Average asking prices in Greater London break the £500,000 barrier

Average asking prices in Greater London break the £500,000 barrier

Figures obtained from the Q2 2015 Move with Us Residential Market Review, calculated in conjunction with home.co.uk, has identified that the average asking price for property in Greater London has broken the £500,000 barrier. The typical asking price for a property in the capital in June was a whopping £514,596. This marks a yearly increase of £53,186.

 Low numbers of people selling their homes and an increasing number of buyers, have created a strong sales market in Greater London which is likely to improve further in 2015. Multiple buyers will often be competing for one home which could mean faster selling times and higher prices for sellers.

 

Simon King, Director at Move with Us, says:“Increasing asking prices highlight how sought after property is in Greater London and why people are being priced out of the capital, opting to move to commuter hotspots where they’ll get more for their money.

The planned infrastructure of Crossrail and HS2 may help to alleviate competition for properties in Greater London. Properties in areas where there’s planned infrastructure linking them to the capital tend to be a more affordable option. As a longer term investment, these areas are typically gentrified which increases property prices. These properties also tend to be easier to sell on as they have good local amenities and good transport links.”
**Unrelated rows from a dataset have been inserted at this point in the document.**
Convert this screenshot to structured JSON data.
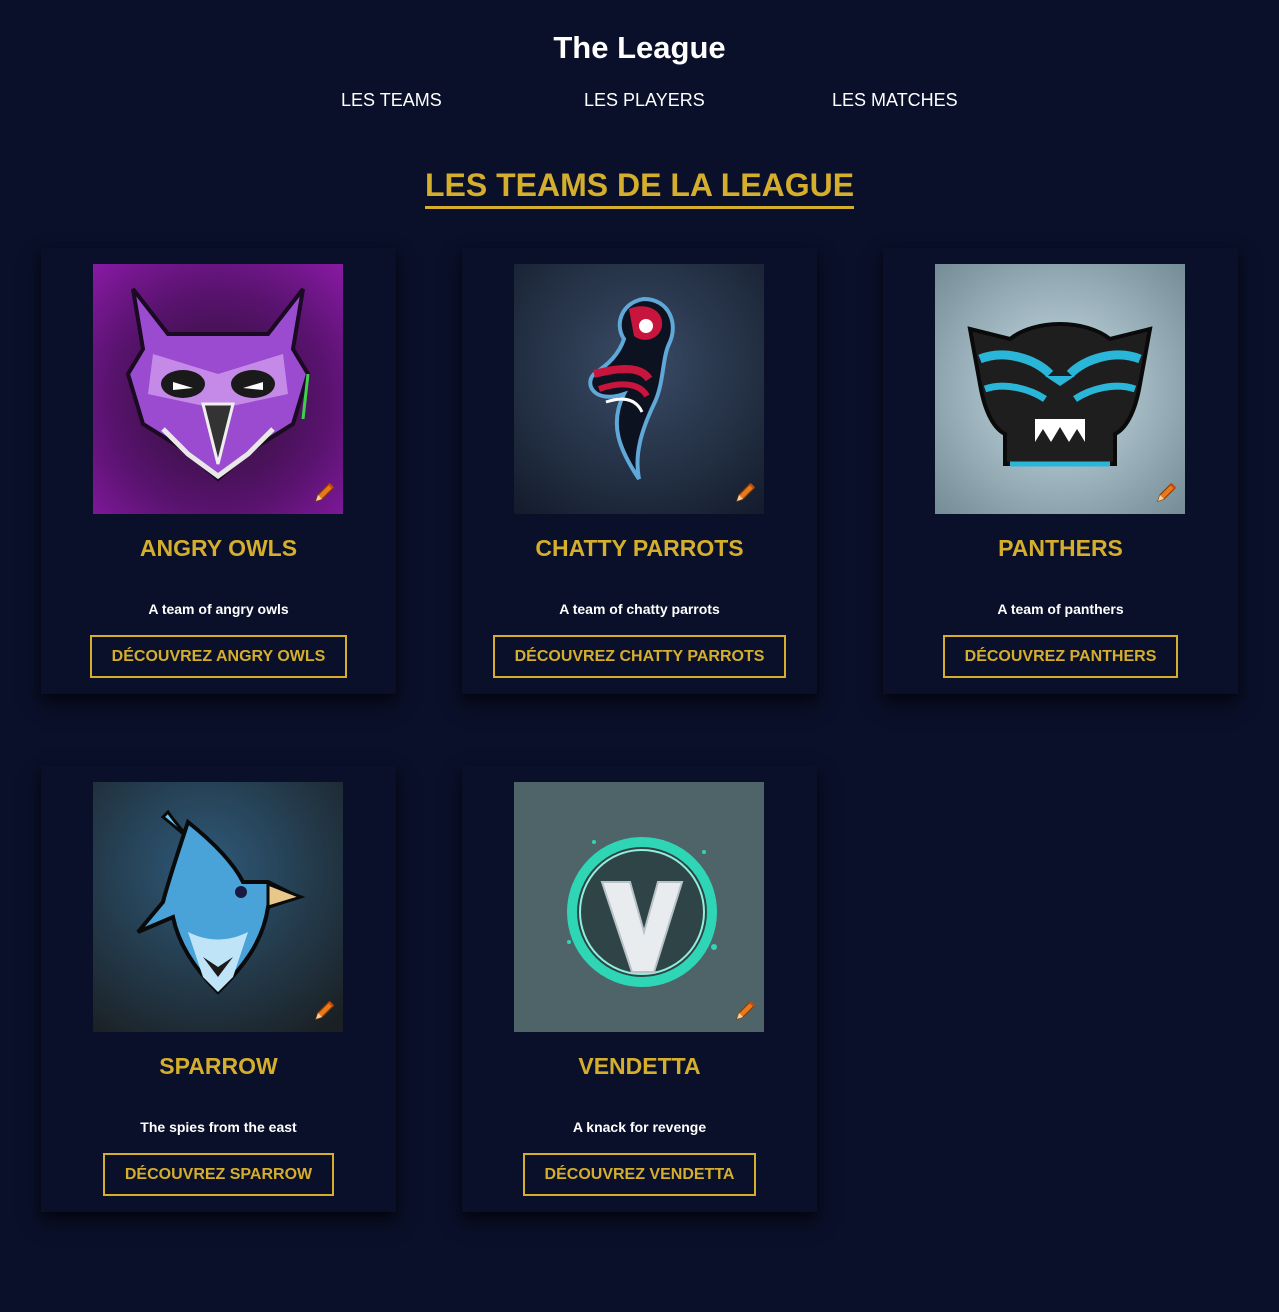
{
  "header": {
    "title": "The League",
    "nav": [
      {
        "label": "LES TEAMS"
      },
      {
        "label": "LES PLAYERS"
      },
      {
        "label": "LES MATCHES"
      }
    ]
  },
  "main": {
    "section_title": "LES TEAMS DE LA LEAGUE",
    "teams": [
      {
        "name": "ANGRY OWLS",
        "description": "A team of angry owls",
        "button_label": "DÉCOUVREZ ANGRY OWLS",
        "logo": "owl-logo",
        "edit_icon": "pencil-icon"
      },
      {
        "name": "CHATTY PARROTS",
        "description": "A team of chatty parrots",
        "button_label": "DÉCOUVREZ CHATTY PARROTS",
        "logo": "parrot-logo",
        "edit_icon": "pencil-icon"
      },
      {
        "name": "PANTHERS",
        "description": "A team of panthers",
        "button_label": "DÉCOUVREZ PANTHERS",
        "logo": "panther-logo",
        "edit_icon": "pencil-icon"
      },
      {
        "name": "SPARROW",
        "description": "The spies from the east",
        "button_label": "DÉCOUVREZ SPARROW",
        "logo": "sparrow-logo",
        "edit_icon": "pencil-icon"
      },
      {
        "name": "VENDETTA",
        "description": "A knack for revenge",
        "button_label": "DÉCOUVREZ VENDETTA",
        "logo": "vendetta-logo",
        "edit_icon": "pencil-icon"
      }
    ]
  },
  "colors": {
    "background": "#0a1029",
    "accent": "#d4ae2c",
    "text": "#ffffff"
  }
}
“Phase 1 of the HS2 rail link from the West Midlands to London is a great example of planned infrastructure. According to the latest Move with Us Residential Market Review, the average asking price in the UK is £271,089, the highest on record and a little out of budget for the typical first time buyer. The average asking price for a flat in B4 where the high speed rail link is in Birmingham, however, is £121,633, the perfect price for any first time buyer and Stamp Duty free. When you also consider there’s a 25 year plan in place to regenerate the area, capital appreciation seems likely which could provide first time buyers enough equity to buy a larger home further down the road.”